Read the preview and see what you think. The rest of the novel is very much in the same style.
(reviewed within a month of purchase)
on Oct. 30, 2009 :
Seen Any Dragonflies Lately?, October 30, 2009
By J. A. Norman (Birmingham, AL) - See all my reviews
If you happen to read while standing up, sit down. If you read while sitting down, find something and hang on! David A. Ross's novel, "Calico Pennants" starts out setting you up for a nice, relaxing read about a man named Julian who takes a vacation to Hawaii. Next, he buys a big boat and next...well, if you think this reviewer is going to tell you anymore about the plot, click the Delete button.
David A. Ross is definitely not new to writing. This author has been around the literary block a time or two and knows how to write a
page-turner. When I began the read, I thought I would make it to the end of Part I and come back to it later. Well, it's much, much later and I couldn't stop until the last period appeared at the end of the last sentence! Several times I thought I had things figured out. More than several times I realized I did not. Books that pick you up and have the power to carry you on adventures is my kind of book. "Calico Pennants" is my kind of book.
A novice sailor with a new boat on his hands takes a weekend trip to get the hang of being a ship's captain. He loses his anchor (well, the boat does), the engine won't start and he drifts from Hawaii far out into the South Pacific Ocean. He loses track of time, loses consciousness and winds up with the boat's hull jammed deeply in the sandy beach of a small island very far from Hawaii.
Meanwhile, years and years before in a flashback, Amelia Earhart is making her attempt at circling the globe and her plane goes down in...yes, somewhere in the South Pacific Ocean...yet, when Julian finally awakes and realizes he is shipwrecked, he is aware of a plane's sputtering, gasping-for-gas sound above him. He follows the sound to where he assumes the crash to be and find... nothing! Time zones are in conflict here but you must keep reading for it only gets better and you'll have to decide how Earhart influences Julian. Strange? Read on.
David A. Ross describes the surroundings on this tiny atoll vividly and precisely and you can almost hear the coconuts hitting the sand and the Trade Winds blowing through the palm fronds. It's interesting what this author does with the different way things look in varying lighting.

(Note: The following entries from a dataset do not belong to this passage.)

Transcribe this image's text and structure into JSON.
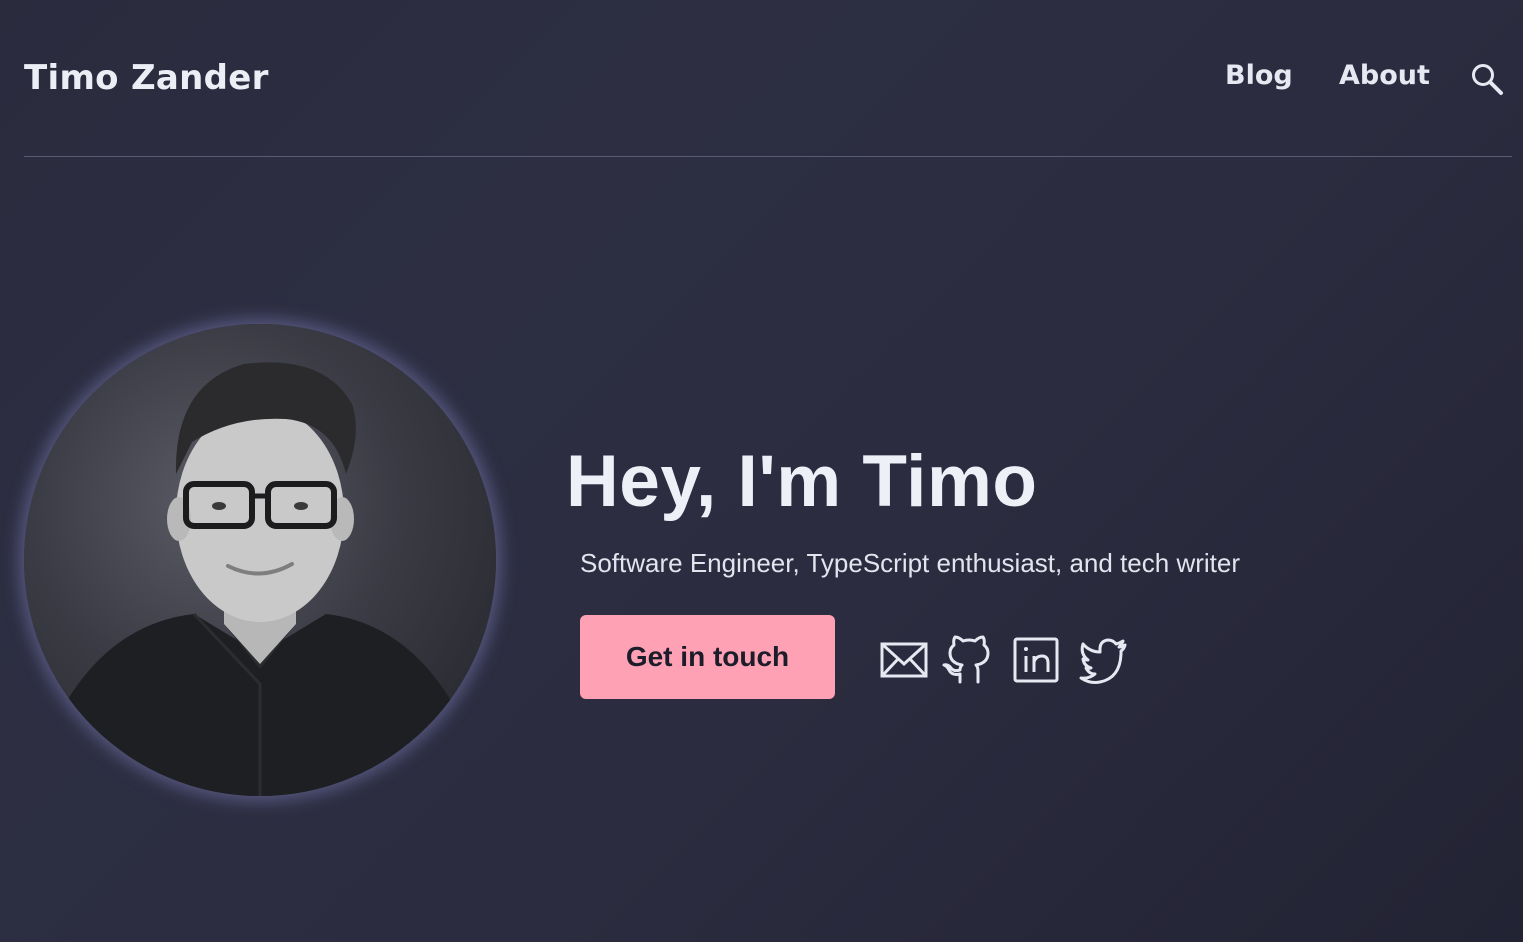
{
  "header": {
    "site_title": "Timo Zander",
    "nav": [
      {
        "label": "Blog"
      },
      {
        "label": "About"
      }
    ],
    "search_icon": "search-icon"
  },
  "hero": {
    "headline": "Hey, I'm Timo",
    "subtitle": "Software Engineer, TypeScript enthusiast, and tech writer",
    "cta_label": "Get in touch",
    "social_icons": [
      "mail-icon",
      "github-icon",
      "linkedin-icon",
      "twitter-icon"
    ]
  },
  "colors": {
    "background": "#2b2c3f",
    "accent": "#ffa1b4",
    "text": "#eceef6"
  }
}
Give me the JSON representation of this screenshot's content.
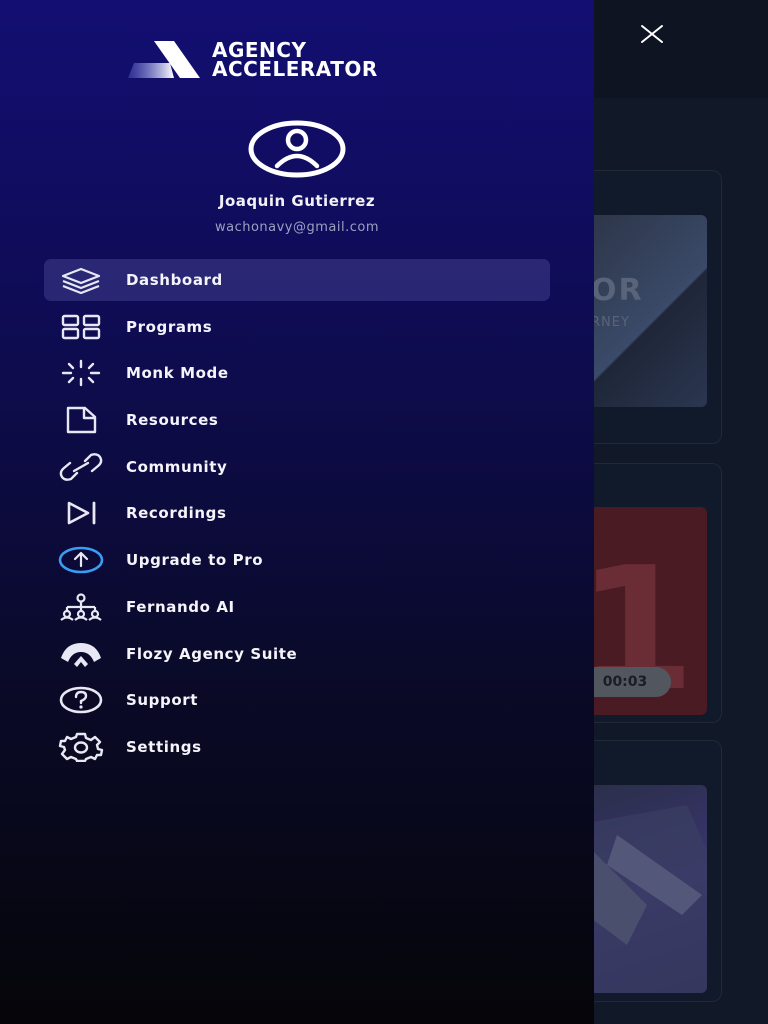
{
  "app": {
    "logo": {
      "line1": "AGENCY",
      "line2": "ACCELERATOR"
    }
  },
  "user": {
    "name": "Joaquin Gutierrez",
    "email": "wachonavy@gmail.com"
  },
  "menu": {
    "items": [
      {
        "label": "Dashboard",
        "icon": "layers-icon",
        "active": true
      },
      {
        "label": "Programs",
        "icon": "grid-icon"
      },
      {
        "label": "Monk Mode",
        "icon": "loader-icon"
      },
      {
        "label": "Resources",
        "icon": "file-icon"
      },
      {
        "label": "Community",
        "icon": "link-icon"
      },
      {
        "label": "Recordings",
        "icon": "skip-forward-icon"
      },
      {
        "label": "Upgrade to Pro",
        "icon": "upgrade-arrow-icon"
      },
      {
        "label": "Fernando AI",
        "icon": "network-icon"
      },
      {
        "label": "Flozy Agency Suite",
        "icon": "flozy-icon"
      },
      {
        "label": "Support",
        "icon": "help-icon"
      },
      {
        "label": "Settings",
        "icon": "gear-icon"
      }
    ]
  },
  "background": {
    "card1": {
      "text": "OR",
      "subtext": "RNEY"
    },
    "card2": {
      "big": "1",
      "timer": "00:03"
    }
  },
  "colors": {
    "drawer_top": "#130e72",
    "drawer_bottom": "#050509",
    "active_bg": "#3b3a8a",
    "upgrade_accent": "#3b9cf4",
    "text": "#ffffff",
    "muted": "#9aa0c0"
  }
}
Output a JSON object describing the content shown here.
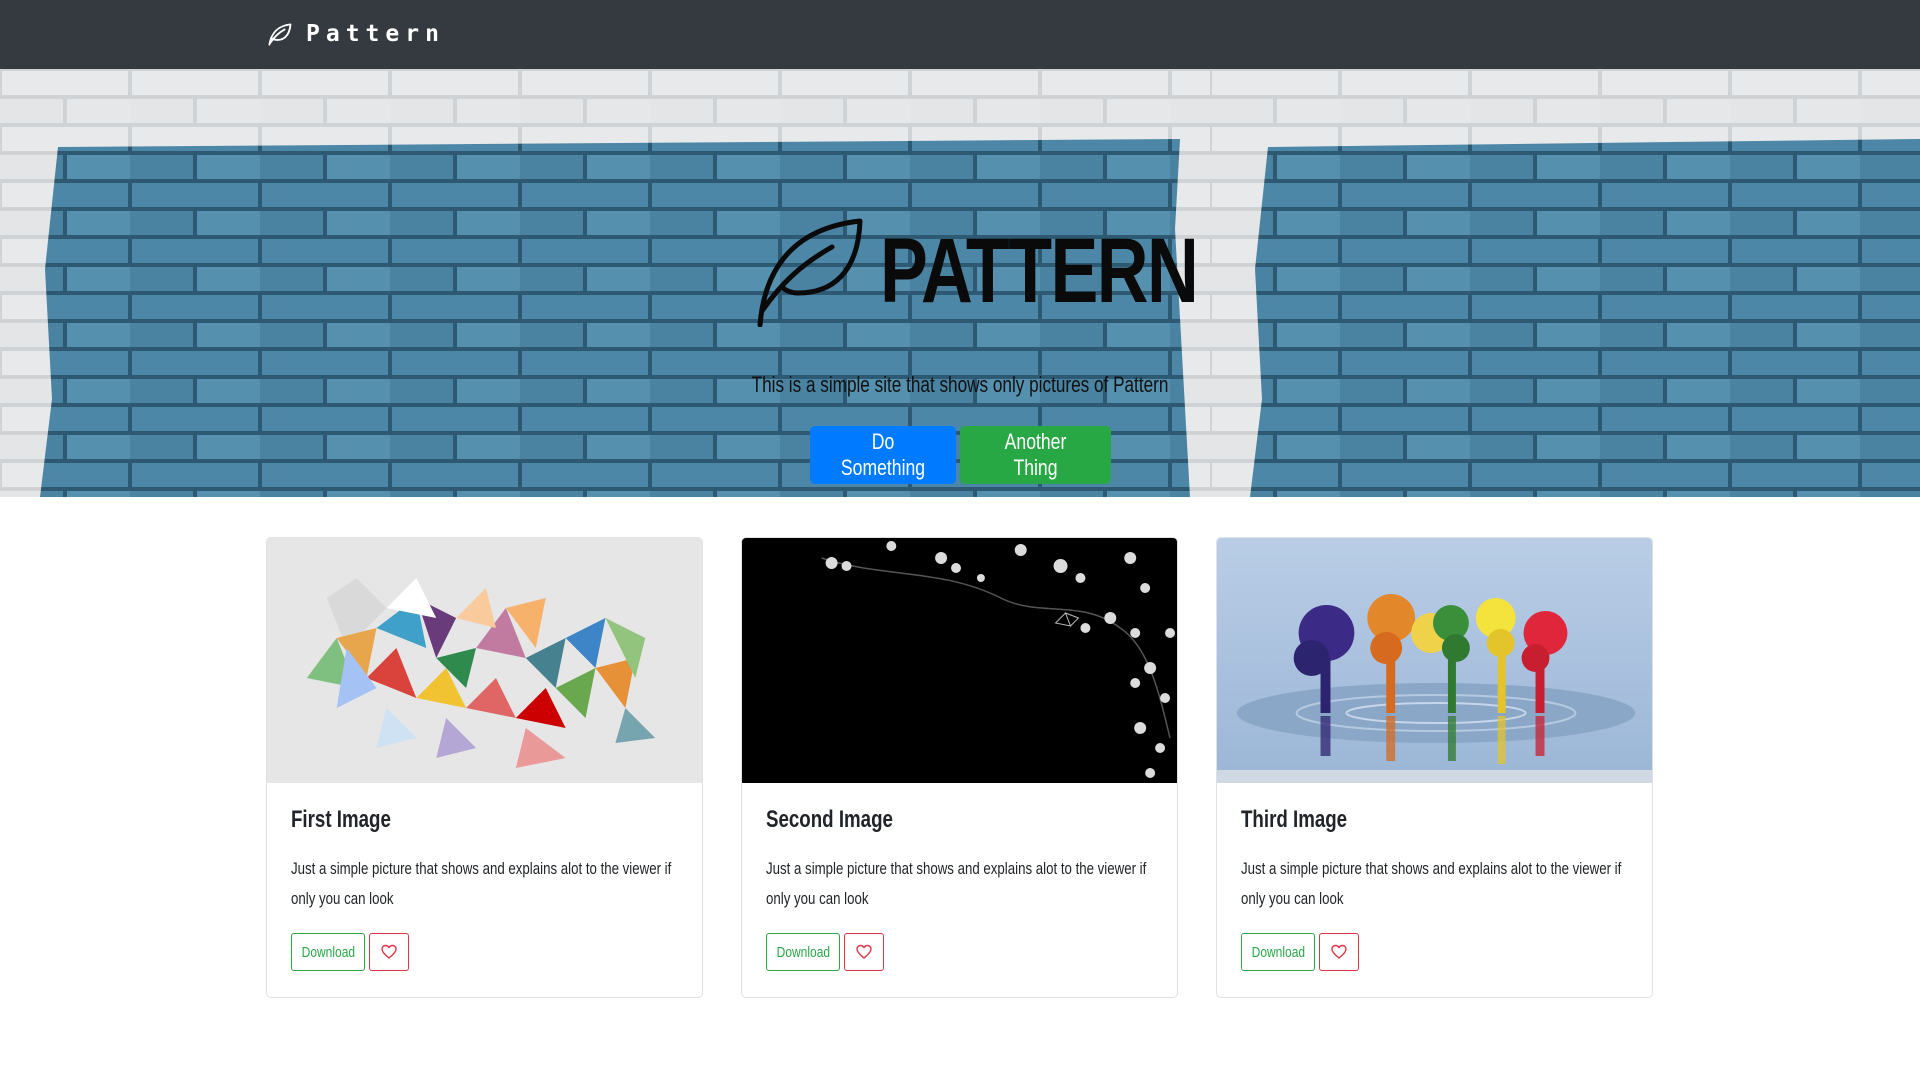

The comic relief is wondrously carried out by a very talented, verbal parrot. He and Julian have made this trip together and toward the end of the book they both share something that draws them very close together. The bird takes on human traits and becomes one of the strong characters in the book.
You must read this novel if you want something different from the norm. It's about taking risks, about what it would be like to live in Paradise. It's about finding out who you are and it's most of all, about time, the real main character in this riveting novel.
I gave this novel 5 stars for brilliant writing and creativity at its best!
Novelist Joyce Norman
(reviewed the day of purchase)